> **Extracted material**
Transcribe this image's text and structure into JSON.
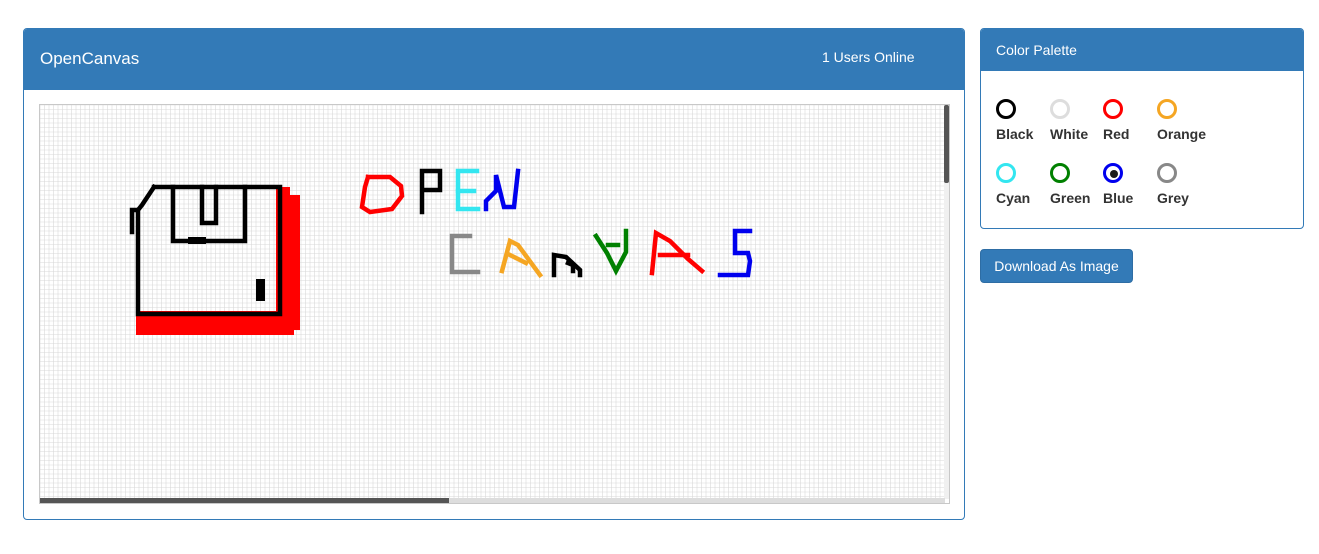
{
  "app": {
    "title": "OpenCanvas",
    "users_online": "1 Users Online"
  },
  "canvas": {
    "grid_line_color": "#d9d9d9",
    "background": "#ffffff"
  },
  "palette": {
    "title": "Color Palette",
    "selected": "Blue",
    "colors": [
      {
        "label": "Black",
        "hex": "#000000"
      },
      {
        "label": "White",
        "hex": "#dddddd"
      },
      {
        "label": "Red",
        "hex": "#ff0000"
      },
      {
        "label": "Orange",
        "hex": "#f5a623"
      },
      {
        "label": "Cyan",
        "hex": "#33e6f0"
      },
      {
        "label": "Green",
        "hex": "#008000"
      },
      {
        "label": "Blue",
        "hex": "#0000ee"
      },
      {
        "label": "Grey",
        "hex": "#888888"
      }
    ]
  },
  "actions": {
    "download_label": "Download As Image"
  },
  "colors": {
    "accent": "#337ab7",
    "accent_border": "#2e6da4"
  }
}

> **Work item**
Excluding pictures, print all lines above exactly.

> **Answer to this exercise**
Transcribe this image's text and structure into JSON.
{
  "app": {
    "title": "OpenCanvas",
    "users_online": "1 Users Online"
  },
  "canvas": {
    "grid_line_color": "#d9d9d9",
    "background": "#ffffff"
  },
  "palette": {
    "title": "Color Palette",
    "selected": "Blue",
    "colors": [
      {
        "label": "Black",
        "hex": "#000000"
      },
      {
        "label": "White",
        "hex": "#dddddd"
      },
      {
        "label": "Red",
        "hex": "#ff0000"
      },
      {
        "label": "Orange",
        "hex": "#f5a623"
      },
      {
        "label": "Cyan",
        "hex": "#33e6f0"
      },
      {
        "label": "Green",
        "hex": "#008000"
      },
      {
        "label": "Blue",
        "hex": "#0000ee"
      },
      {
        "label": "Grey",
        "hex": "#888888"
      }
    ]
  },
  "actions": {
    "download_label": "Download As Image"
  },
  "colors": {
    "accent": "#337ab7",
    "accent_border": "#2e6da4"
  }
}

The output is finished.